^"Anna Dello Russo. Vogue Japan's'flamboyant creative consultant telLs us what she loves most about Paris". Air France Madame. April 1, 2011. CHARVET, the shirtmaker's shop, where I find bowties, neckties, shirts, tuxedo belts and ail sorts of men's clothes that I wear myself
^Mantoux, Aymeric (October 2013). "Lapo se pacse avec Gucci". L'Optimum (in French). Certaines [idées] proviennent de choses que j'ai déjà demandées pour moi chez Charvet à Paris.

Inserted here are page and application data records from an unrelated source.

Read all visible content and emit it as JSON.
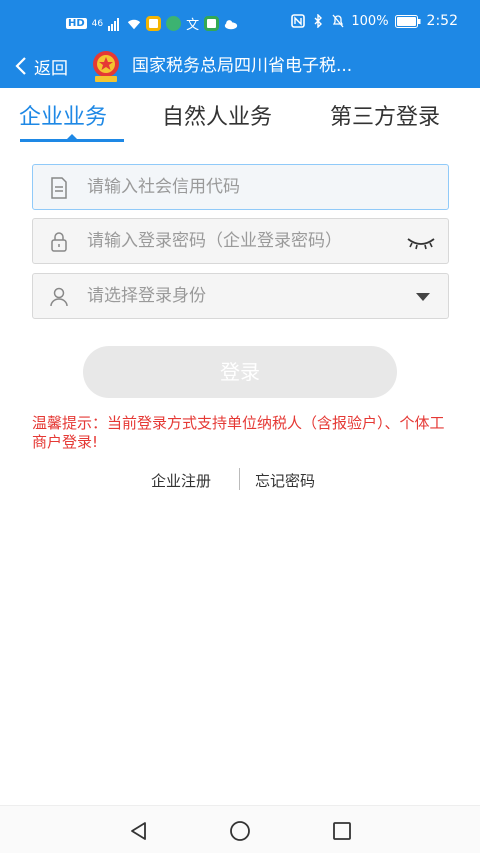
{
  "status_bar": {
    "left_labels": [
      "HD",
      "46"
    ],
    "battery_text": "100%",
    "time": "2:52"
  },
  "nav": {
    "back_label": "返回",
    "title": "国家税务总局四川省电子税..."
  },
  "tabs": [
    {
      "label": "企业业务",
      "active": true
    },
    {
      "label": "自然人业务",
      "active": false
    },
    {
      "label": "第三方登录",
      "active": false
    }
  ],
  "form": {
    "credit_code_placeholder": "请输入社会信用代码",
    "password_placeholder": "请输入登录密码（企业登录密码）",
    "identity_placeholder": "请选择登录身份"
  },
  "login_label": "登录",
  "notice": "温馨提示：当前登录方式支持单位纳税人（含报验户）、个体工商户登录!",
  "links": {
    "register": "企业注册",
    "forgot": "忘记密码"
  },
  "colors": {
    "primary": "#1e88e5",
    "notice": "#e53935",
    "button_disabled": "#e8e8e8"
  }
}
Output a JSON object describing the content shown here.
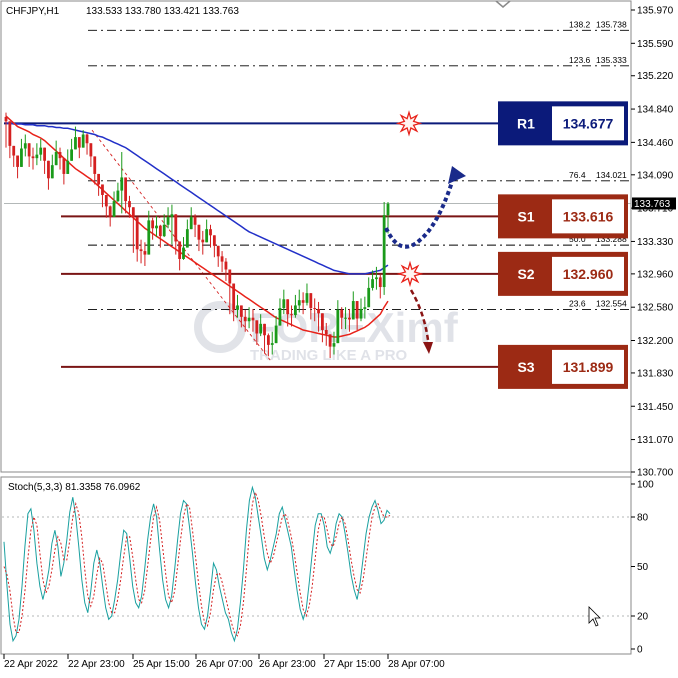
{
  "header": {
    "symbol": "CHFJPY,H1",
    "ohlc": "133.533 133.780 133.421 133.763"
  },
  "watermark": {
    "brand": "FOREXimf",
    "tagline": "TRADING LIKE A PRO"
  },
  "colors": {
    "bull": "#1a9a1a",
    "bear": "#d42020",
    "ma_fast": "#e8221a",
    "ma_slow": "#2230c8",
    "resistance": "#0b1a7a",
    "support": "#7a1414",
    "support_box": "#9c2a14",
    "fib": "#000000",
    "stoch_main": "#1aa0a0",
    "stoch_signal": "#d42020"
  },
  "chart_data": [
    {
      "type": "candlestick",
      "title": "CHFJPY,H1",
      "ylim": [
        130.7,
        135.97
      ],
      "y_ticks": [
        "135.970",
        "135.590",
        "135.220",
        "134.840",
        "134.460",
        "134.090",
        "133.710",
        "133.330",
        "132.960",
        "132.580",
        "132.200",
        "131.830",
        "131.450",
        "131.070",
        "130.700"
      ],
      "current_price": "133.763",
      "x_labels": [
        "22 Apr 2022",
        "22 Apr 23:00",
        "25 Apr 15:00",
        "26 Apr 07:00",
        "26 Apr 23:00",
        "27 Apr 15:00",
        "28 Apr 07:00"
      ],
      "close": [
        134.7,
        134.42,
        134.31,
        134.18,
        134.39,
        134.45,
        134.3,
        134.28,
        134.32,
        134.4,
        134.25,
        134.05,
        134.2,
        134.35,
        134.28,
        134.1,
        134.25,
        134.38,
        134.52,
        134.4,
        134.55,
        134.45,
        134.3,
        134.1,
        133.98,
        133.86,
        133.73,
        133.61,
        133.79,
        133.91,
        134.06,
        133.79,
        133.72,
        133.61,
        133.24,
        133.22,
        133.18,
        133.57,
        133.48,
        133.51,
        133.39,
        133.52,
        133.61,
        133.64,
        133.33,
        133.13,
        133.26,
        133.47,
        133.61,
        133.52,
        133.35,
        133.32,
        133.47,
        133.4,
        133.28,
        133.16,
        133.1,
        133.01,
        132.85,
        132.55,
        132.6,
        132.47,
        132.42,
        132.46,
        132.43,
        132.28,
        132.39,
        132.26,
        132.15,
        132.17,
        132.37,
        132.57,
        132.67,
        132.5,
        132.49,
        132.6,
        132.66,
        132.63,
        132.74,
        132.57,
        132.56,
        132.51,
        132.32,
        132.27,
        132.13,
        132.17,
        132.55,
        132.46,
        132.46,
        132.44,
        132.65,
        132.45,
        132.56,
        132.58,
        132.8,
        132.9,
        132.92,
        132.81,
        133.63,
        133.76
      ],
      "high": [
        134.8,
        134.55,
        134.42,
        134.3,
        134.5,
        134.55,
        134.42,
        134.4,
        134.45,
        134.5,
        134.38,
        134.18,
        134.32,
        134.48,
        134.4,
        134.22,
        134.38,
        134.5,
        134.64,
        134.52,
        134.6,
        134.56,
        134.4,
        134.22,
        134.1,
        133.98,
        133.86,
        133.74,
        133.9,
        134.0,
        134.35,
        133.92,
        133.85,
        133.72,
        133.4,
        133.35,
        133.32,
        133.68,
        133.6,
        133.62,
        133.52,
        133.64,
        133.72,
        133.75,
        133.45,
        133.26,
        133.38,
        133.58,
        133.72,
        133.64,
        133.48,
        133.45,
        133.58,
        133.52,
        133.4,
        133.28,
        133.22,
        133.14,
        132.98,
        132.68,
        132.72,
        132.6,
        132.55,
        132.58,
        132.56,
        132.4,
        132.5,
        132.38,
        132.28,
        132.3,
        132.48,
        132.68,
        132.78,
        132.62,
        132.6,
        132.72,
        132.78,
        132.75,
        132.85,
        132.7,
        132.68,
        132.64,
        132.45,
        132.4,
        132.26,
        132.3,
        132.66,
        132.58,
        132.58,
        132.56,
        132.76,
        132.58,
        132.68,
        132.7,
        132.92,
        133.0,
        133.04,
        132.95,
        133.78,
        133.78
      ],
      "low": [
        134.4,
        134.28,
        134.18,
        134.05,
        134.26,
        134.3,
        134.18,
        134.15,
        134.2,
        134.25,
        134.1,
        133.92,
        134.08,
        134.22,
        134.15,
        133.98,
        134.12,
        134.25,
        134.4,
        134.28,
        134.42,
        134.32,
        134.18,
        133.98,
        133.85,
        133.72,
        133.6,
        133.5,
        133.66,
        133.78,
        133.65,
        133.65,
        133.6,
        133.2,
        133.1,
        133.08,
        133.05,
        133.45,
        133.35,
        133.38,
        133.26,
        133.38,
        133.48,
        133.3,
        133.18,
        133.0,
        133.12,
        133.35,
        133.48,
        133.38,
        133.22,
        133.18,
        133.32,
        133.26,
        133.15,
        133.04,
        132.98,
        132.88,
        132.5,
        132.42,
        132.46,
        132.35,
        132.3,
        132.34,
        132.3,
        132.15,
        132.25,
        132.05,
        132.02,
        132.04,
        132.22,
        132.42,
        132.5,
        132.36,
        132.36,
        132.46,
        132.52,
        132.5,
        132.6,
        132.44,
        132.42,
        132.3,
        132.18,
        132.14,
        132.0,
        132.04,
        132.4,
        132.33,
        132.33,
        132.3,
        132.5,
        132.32,
        132.42,
        132.45,
        132.66,
        132.77,
        132.78,
        132.68,
        132.72,
        133.42
      ],
      "ma_fast": [
        134.76,
        134.72,
        134.68,
        134.64,
        134.62,
        134.6,
        134.58,
        134.55,
        134.53,
        134.51,
        134.48,
        134.44,
        134.4,
        134.36,
        134.32,
        134.28,
        134.24,
        134.2,
        134.16,
        134.13,
        134.1,
        134.07,
        134.04,
        134.0,
        133.96,
        133.92,
        133.88,
        133.84,
        133.8,
        133.76,
        133.72,
        133.68,
        133.64,
        133.6,
        133.56,
        133.52,
        133.48,
        133.45,
        133.42,
        133.39,
        133.36,
        133.33,
        133.3,
        133.27,
        133.24,
        133.21,
        133.18,
        133.15,
        133.12,
        133.09,
        133.06,
        133.03,
        133.0,
        132.97,
        132.94,
        132.91,
        132.88,
        132.85,
        132.82,
        132.79,
        132.76,
        132.73,
        132.7,
        132.67,
        132.64,
        132.61,
        132.58,
        132.55,
        132.52,
        132.49,
        132.46,
        132.44,
        132.42,
        132.4,
        132.38,
        132.36,
        132.34,
        132.32,
        132.31,
        132.3,
        132.29,
        132.28,
        132.27,
        132.26,
        132.25,
        132.24,
        132.24,
        132.25,
        132.26,
        132.27,
        132.29,
        132.31,
        132.33,
        132.35,
        132.38,
        132.42,
        132.46,
        132.5,
        132.58,
        132.65
      ],
      "ma_slow": [
        134.68,
        134.68,
        134.67,
        134.67,
        134.67,
        134.66,
        134.66,
        134.66,
        134.65,
        134.65,
        134.65,
        134.64,
        134.64,
        134.63,
        134.63,
        134.62,
        134.62,
        134.61,
        134.6,
        134.59,
        134.58,
        134.57,
        134.56,
        134.55,
        134.53,
        134.52,
        134.5,
        134.48,
        134.46,
        134.44,
        134.42,
        134.4,
        134.37,
        134.34,
        134.31,
        134.28,
        134.25,
        134.22,
        134.19,
        134.16,
        134.13,
        134.1,
        134.07,
        134.04,
        134.01,
        133.98,
        133.95,
        133.92,
        133.89,
        133.86,
        133.83,
        133.8,
        133.77,
        133.74,
        133.71,
        133.68,
        133.65,
        133.62,
        133.59,
        133.56,
        133.53,
        133.5,
        133.47,
        133.44,
        133.42,
        133.4,
        133.38,
        133.36,
        133.34,
        133.32,
        133.3,
        133.28,
        133.26,
        133.24,
        133.22,
        133.2,
        133.18,
        133.16,
        133.14,
        133.12,
        133.1,
        133.08,
        133.06,
        133.04,
        133.02,
        133.0,
        132.99,
        132.98,
        132.97,
        132.96,
        132.96,
        132.96,
        132.96,
        132.96,
        132.97,
        132.98,
        132.99,
        133.0,
        133.03,
        133.06
      ],
      "levels": [
        {
          "label": "R1",
          "value": "134.677",
          "price": 134.677,
          "kind": "resistance"
        },
        {
          "label": "S1",
          "value": "133.616",
          "price": 133.616,
          "kind": "support"
        },
        {
          "label": "S2",
          "value": "132.960",
          "price": 132.96,
          "kind": "support"
        },
        {
          "label": "S3",
          "value": "131.899",
          "price": 131.899,
          "kind": "support"
        }
      ],
      "fib_levels": [
        {
          "label": "138.2",
          "value": "135.738",
          "price": 135.738
        },
        {
          "label": "123.6",
          "value": "135.333",
          "price": 135.333
        },
        {
          "label": "76.4",
          "value": "134.021",
          "price": 134.021
        },
        {
          "label": "50.0",
          "value": "133.288",
          "price": 133.288
        },
        {
          "label": "23.6",
          "value": "132.554",
          "price": 132.554
        }
      ]
    },
    {
      "type": "line",
      "title": "Stoch(5,3,3) 81.3358 76.0962",
      "ylim": [
        0,
        100
      ],
      "y_ticks": [
        "100",
        "80",
        "50",
        "20",
        "0"
      ],
      "series": [
        {
          "name": "main",
          "values": [
            65,
            38,
            15,
            5,
            8,
            18,
            38,
            62,
            82,
            85,
            72,
            52,
            38,
            30,
            38,
            48,
            64,
            72,
            62,
            44,
            52,
            66,
            83,
            92,
            80,
            62,
            42,
            28,
            22,
            35,
            52,
            60,
            52,
            38,
            25,
            18,
            20,
            30,
            42,
            58,
            72,
            70,
            55,
            38,
            28,
            25,
            32,
            48,
            66,
            80,
            88,
            80,
            60,
            42,
            30,
            25,
            32,
            48,
            66,
            82,
            90,
            88,
            74,
            58,
            40,
            25,
            15,
            12,
            20,
            35,
            52,
            48,
            38,
            30,
            22,
            18,
            10,
            5,
            12,
            28,
            48,
            72,
            90,
            98,
            92,
            80,
            68,
            55,
            48,
            54,
            62,
            70,
            82,
            86,
            78,
            70,
            62,
            48,
            35,
            24,
            18,
            24,
            40,
            58,
            75,
            82,
            82,
            75,
            62,
            58,
            64,
            76,
            82,
            80,
            70,
            58,
            45,
            36,
            30,
            40,
            55,
            70,
            80,
            86,
            90,
            84,
            76,
            78,
            84,
            82
          ]
        },
        {
          "name": "signal",
          "values": [
            50,
            45,
            35,
            20,
            10,
            10,
            20,
            35,
            55,
            72,
            80,
            75,
            58,
            42,
            34,
            38,
            48,
            60,
            68,
            64,
            54,
            54,
            66,
            80,
            88,
            82,
            68,
            48,
            32,
            26,
            32,
            45,
            55,
            52,
            40,
            28,
            22,
            22,
            30,
            42,
            56,
            68,
            68,
            56,
            42,
            30,
            28,
            35,
            50,
            66,
            80,
            86,
            78,
            62,
            46,
            32,
            28,
            35,
            50,
            66,
            80,
            88,
            86,
            72,
            56,
            40,
            26,
            16,
            14,
            22,
            36,
            45,
            46,
            40,
            32,
            24,
            16,
            10,
            8,
            14,
            28,
            48,
            70,
            88,
            95,
            90,
            80,
            68,
            58,
            52,
            56,
            64,
            72,
            80,
            82,
            76,
            68,
            58,
            46,
            34,
            24,
            20,
            26,
            38,
            55,
            72,
            80,
            80,
            72,
            64,
            62,
            68,
            76,
            80,
            76,
            66,
            54,
            44,
            36,
            34,
            42,
            55,
            68,
            80,
            86,
            88,
            84,
            80,
            80,
            81
          ]
        }
      ]
    }
  ]
}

^Swengley, Nicole (June 10, 2002). "The shopaholic's guide to Paris". Evening Standard. Brompton Cross's finest, Joseph, regularly hits Charvet, 38 Place Vendôme, for gorgeously coloured cotton shirts, silk ties and pochettes.
^Swengley, Nicole (December 7, 2001). "Great buys from abroad; Movers and shakers from overseas reveal their shopping secrets to Nicole Swengley". Evening Standard. I shop at Charvet for the best silk ties and cotton shirts.
^"2007 Best-dressed couples". Vanity Fair. September 2007.
^Zinko, Carolyne (September 17, 2006). "A New Expression / Classic fashion designer James Galanos finds salvation – for now – in creating art |". San francisco Chronicle.
^Middletown, William (April 1, 2004). "The rise of Ralph Rucci". Harper's Bazaar.
^Freed, Dale Anne (December 14, 1982). "Classic designs and black lace". The Globe and Mail.
^"Inside the world of... (At Home).". Harper's Bazaar. August 1, 2003. Retrieved April 15, 2012. (subscription required (help)). Day uniform: Custom-made cotton shirt from Charvet.
^Lelièvre, Marie-Dominique (April 13, 2006). "Pool aux oeufs d'art". Libération (in French). Retrieved March 23, 2011. Lui, très cool, en chemise de bonne coupe (Charvet, Paris. Benedikt est un peu hors norme: bras longs, nuque forte, il fait faire ses chemises sur mesure)
^Ross, Lilian (2003). Reporting back. Counterpoint. ISBN978-1-58243-286-1. Testino [...] was loosely attired in [...] a Charvet painterly green shirt open at the collar
^Shulman, Alexandra (December 16, 2006). "How to get more bag for your bucks ; The hugely respected editor of Vogue joins the Mail to write on fashion, style, what's hot and, more pertinently... what's not!". Daily Mail.
^"Ramdane Touhami". L'Uomo Vogue (in Italian). December 2010.
^Qureshi, Afsun (August 1, 2001). "The Doyenne Diane: Newlywed designer Diane von Fürstenberg is in a happy space, in more ways than one". National Post. Favours [...]favours Charvet shirts when she is not wearing her own designs